Conducted in Fort Portal, Uganda, the CAPEX focused on JMEDICC hub site capabilities to screen patients, provide treatment and clinical care, and collect data to meet the rigor of the U.S. Food and Drug Administration (FDA) approval process for potential therapeutics.
Most development of Ebola medical countermeasures and treatment protocols is done by animal testing, as human testing in the absence of an outbreak would be unethical. However, animal model data is not always predictive, underscoring the importance of conducting clinical research when possible. During the 2014-2016 Ebola epidemic, the DoD was unable to acquire sufficient data to support FDA licensure of candidate drugs for the disease as protocols and procedures were not in place to conduct the research.
The Antiviral Program, within the Joint Program Executive Office, Medical Countermeasure Systems, Biodefense Therapeutics Program Office aims to establish a Department of Defense capability to rapidly execute human clinical research of experimental treatments in an emerging infectious disease outbreak setting.
The CAPEX demonstrated concepts and technical approaches that will be utilized in an isolation ward setting. These will be used to conduct filovirus therapeutic clinical trials to provide appropriate data to supplement a new FDA drug application submission. The CAPEX also demonstrated interoperability of the multiple processes needed for clinical trial execution and highlighted regulatory, diplomatic and logistical challenges. As part of the after action review, challenges and potential solutions were identified by CAPEX observers and will be incorporated into ongoing planning efforts to more fully develop the JMEDDIC hub site capabilities. In addition, they will inform plans to develop a mobile clinical research capability that would be deployed in the event of an outbreak.

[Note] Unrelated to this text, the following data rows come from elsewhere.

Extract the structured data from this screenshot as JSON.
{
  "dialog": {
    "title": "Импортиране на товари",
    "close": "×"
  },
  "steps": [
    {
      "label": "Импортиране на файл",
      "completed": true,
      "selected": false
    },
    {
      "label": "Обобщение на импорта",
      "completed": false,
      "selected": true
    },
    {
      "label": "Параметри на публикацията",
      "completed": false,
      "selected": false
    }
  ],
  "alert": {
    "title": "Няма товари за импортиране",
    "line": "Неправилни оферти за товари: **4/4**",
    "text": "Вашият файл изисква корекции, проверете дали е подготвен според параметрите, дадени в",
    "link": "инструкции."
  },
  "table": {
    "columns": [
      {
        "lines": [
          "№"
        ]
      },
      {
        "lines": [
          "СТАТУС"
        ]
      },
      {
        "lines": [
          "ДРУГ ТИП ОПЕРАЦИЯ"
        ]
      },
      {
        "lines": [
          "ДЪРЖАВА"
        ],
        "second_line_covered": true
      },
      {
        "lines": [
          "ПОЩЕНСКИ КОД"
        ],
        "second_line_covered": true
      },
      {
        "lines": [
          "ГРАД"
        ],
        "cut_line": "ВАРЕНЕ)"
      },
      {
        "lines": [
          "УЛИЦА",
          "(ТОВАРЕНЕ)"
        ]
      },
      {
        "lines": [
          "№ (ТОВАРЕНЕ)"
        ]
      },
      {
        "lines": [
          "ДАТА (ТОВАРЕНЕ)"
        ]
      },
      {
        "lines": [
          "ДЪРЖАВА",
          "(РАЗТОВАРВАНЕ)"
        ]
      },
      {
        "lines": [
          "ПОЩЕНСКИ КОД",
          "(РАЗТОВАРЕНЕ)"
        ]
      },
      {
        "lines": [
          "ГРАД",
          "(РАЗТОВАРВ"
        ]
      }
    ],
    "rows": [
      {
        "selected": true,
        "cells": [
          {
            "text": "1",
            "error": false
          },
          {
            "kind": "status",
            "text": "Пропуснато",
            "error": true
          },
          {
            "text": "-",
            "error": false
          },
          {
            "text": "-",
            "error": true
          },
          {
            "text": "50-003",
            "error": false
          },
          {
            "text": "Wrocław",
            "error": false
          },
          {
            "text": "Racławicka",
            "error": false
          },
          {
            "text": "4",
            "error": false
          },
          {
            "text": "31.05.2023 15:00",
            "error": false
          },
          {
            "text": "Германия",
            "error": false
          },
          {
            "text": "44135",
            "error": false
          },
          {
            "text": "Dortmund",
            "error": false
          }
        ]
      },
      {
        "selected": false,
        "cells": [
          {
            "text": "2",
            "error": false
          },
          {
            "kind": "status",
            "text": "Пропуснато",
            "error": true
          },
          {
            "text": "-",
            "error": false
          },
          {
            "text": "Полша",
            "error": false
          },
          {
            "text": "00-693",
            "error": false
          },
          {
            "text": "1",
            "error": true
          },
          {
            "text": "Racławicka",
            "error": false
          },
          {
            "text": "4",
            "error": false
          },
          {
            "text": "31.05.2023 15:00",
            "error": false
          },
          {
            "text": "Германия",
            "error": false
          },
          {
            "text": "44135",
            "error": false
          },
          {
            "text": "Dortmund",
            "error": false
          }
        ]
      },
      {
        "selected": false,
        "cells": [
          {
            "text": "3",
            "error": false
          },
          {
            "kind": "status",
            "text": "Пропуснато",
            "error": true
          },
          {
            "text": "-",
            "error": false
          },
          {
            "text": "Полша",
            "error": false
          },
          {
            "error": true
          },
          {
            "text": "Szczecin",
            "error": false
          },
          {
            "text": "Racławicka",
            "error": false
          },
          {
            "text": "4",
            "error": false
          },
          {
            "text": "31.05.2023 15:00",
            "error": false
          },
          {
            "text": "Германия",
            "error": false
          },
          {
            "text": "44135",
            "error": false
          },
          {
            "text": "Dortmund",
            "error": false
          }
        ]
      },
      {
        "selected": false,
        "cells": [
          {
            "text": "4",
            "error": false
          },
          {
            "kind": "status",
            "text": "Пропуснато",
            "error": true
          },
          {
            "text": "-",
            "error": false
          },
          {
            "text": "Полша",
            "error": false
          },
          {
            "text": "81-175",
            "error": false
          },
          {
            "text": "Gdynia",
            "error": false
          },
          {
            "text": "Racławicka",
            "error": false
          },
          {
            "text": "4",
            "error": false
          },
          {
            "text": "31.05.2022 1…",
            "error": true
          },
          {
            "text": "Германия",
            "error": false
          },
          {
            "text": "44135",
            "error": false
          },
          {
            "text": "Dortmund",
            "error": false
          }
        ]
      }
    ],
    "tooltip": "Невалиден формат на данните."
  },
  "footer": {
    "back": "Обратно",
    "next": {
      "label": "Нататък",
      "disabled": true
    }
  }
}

The ability to conduct clinical trials in accordance with FDA requirements during an outbreak increases the probability of identifying efficacious medical countermeasures to treat emerging dangerous diseases. These efforts are vital to protect the warfighter and civilians, and further the ability to ensure more rapid drug development.
Lindsay Odell, Ph.D.